Carnaval Domenicano is widely celebrated across the country, where some of the largest Carnival celebrations in the region take place, so no matter where you are in the country over the holiday you can expect a good time.
See the National Parade
Santa Domingo’s Carnival parade is the biggest in the country and across Latin America. Groups from all over the country travel to the capital to partake, so it presents a fascinating cross-section of all the different costumes and traditions from the island.
Visit different towns
Each local town or city has its own interpretation of Carnival and way of celebrating the holiday. Try to plan to visit a few different places to get different tastes of what the celebration in the Dominican Republic is like.
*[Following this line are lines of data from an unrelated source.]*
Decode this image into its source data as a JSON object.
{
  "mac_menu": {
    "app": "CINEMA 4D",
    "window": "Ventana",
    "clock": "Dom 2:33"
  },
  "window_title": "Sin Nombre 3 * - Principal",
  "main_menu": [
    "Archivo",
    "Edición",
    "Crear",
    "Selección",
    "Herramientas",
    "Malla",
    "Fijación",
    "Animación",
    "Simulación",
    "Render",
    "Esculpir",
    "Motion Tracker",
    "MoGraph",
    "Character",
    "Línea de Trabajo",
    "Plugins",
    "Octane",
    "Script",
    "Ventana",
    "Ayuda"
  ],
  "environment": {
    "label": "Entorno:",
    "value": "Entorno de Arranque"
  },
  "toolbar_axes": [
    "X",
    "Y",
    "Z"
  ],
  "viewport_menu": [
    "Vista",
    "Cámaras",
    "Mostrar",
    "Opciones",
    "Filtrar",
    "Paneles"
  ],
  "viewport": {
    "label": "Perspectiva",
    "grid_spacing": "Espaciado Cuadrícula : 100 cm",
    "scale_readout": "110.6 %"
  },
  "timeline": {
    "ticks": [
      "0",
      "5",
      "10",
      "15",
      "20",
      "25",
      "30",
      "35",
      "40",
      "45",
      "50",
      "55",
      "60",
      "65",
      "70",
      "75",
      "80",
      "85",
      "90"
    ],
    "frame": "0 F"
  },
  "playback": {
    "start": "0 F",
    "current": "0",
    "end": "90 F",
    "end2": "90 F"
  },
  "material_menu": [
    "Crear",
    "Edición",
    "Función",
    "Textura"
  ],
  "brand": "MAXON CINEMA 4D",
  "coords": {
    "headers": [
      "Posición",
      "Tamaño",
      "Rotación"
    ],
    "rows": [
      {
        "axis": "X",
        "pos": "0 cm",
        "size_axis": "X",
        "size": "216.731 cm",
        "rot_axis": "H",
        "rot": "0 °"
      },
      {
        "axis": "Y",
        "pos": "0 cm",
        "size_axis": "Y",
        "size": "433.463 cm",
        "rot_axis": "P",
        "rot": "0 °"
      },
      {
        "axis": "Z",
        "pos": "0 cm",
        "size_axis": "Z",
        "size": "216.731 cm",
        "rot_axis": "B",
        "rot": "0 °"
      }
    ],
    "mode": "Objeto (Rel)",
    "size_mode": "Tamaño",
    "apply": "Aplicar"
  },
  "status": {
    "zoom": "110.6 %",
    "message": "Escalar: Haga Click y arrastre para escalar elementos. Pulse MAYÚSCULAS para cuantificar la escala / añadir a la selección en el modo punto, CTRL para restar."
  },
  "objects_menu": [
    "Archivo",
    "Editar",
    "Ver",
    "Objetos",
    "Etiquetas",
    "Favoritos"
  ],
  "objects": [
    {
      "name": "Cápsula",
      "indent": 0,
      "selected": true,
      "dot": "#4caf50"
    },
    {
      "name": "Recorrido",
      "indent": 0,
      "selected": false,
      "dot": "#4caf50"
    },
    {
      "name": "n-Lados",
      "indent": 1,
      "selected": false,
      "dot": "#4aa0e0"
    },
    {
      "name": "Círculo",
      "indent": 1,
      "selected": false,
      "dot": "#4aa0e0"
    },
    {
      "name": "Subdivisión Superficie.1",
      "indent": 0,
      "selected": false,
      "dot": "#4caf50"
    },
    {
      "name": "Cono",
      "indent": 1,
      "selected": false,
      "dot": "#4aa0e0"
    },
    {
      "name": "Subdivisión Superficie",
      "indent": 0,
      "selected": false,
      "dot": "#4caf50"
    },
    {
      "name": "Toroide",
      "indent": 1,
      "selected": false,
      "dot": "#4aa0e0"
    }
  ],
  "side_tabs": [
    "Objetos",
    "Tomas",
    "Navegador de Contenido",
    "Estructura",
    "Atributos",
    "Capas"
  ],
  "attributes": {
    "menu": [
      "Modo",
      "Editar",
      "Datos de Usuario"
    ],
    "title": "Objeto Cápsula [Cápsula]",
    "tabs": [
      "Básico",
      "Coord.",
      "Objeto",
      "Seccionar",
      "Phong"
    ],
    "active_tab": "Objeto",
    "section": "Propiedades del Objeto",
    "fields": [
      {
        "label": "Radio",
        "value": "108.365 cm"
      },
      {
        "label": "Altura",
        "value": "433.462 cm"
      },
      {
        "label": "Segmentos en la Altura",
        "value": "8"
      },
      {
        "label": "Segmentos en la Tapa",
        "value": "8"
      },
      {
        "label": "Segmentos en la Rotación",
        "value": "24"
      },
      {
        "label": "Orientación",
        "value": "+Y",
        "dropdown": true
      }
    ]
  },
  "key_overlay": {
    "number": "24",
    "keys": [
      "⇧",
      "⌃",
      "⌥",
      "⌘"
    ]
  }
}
Many festivities have a close local connection, too, because community groups and families that band together often are the parade and party organizers.
Learn the characters
Dominicans craft and wear elaborate costumes, including masks, which make the parades very visually entertaining. The celebration is considered a topsy-turvy event, so interesting figures appear. One of the most popular costumes is a limping devil, called Diablo cojuelo. Carnival has strong religious ties, and this representation is a satire of the devil. Other traditional figures who appear in Dominican Carnival festivities are a grim reaper figure and Roba la gallina that involves a men wearing dresses and pokes fun at how people historically stole chickens.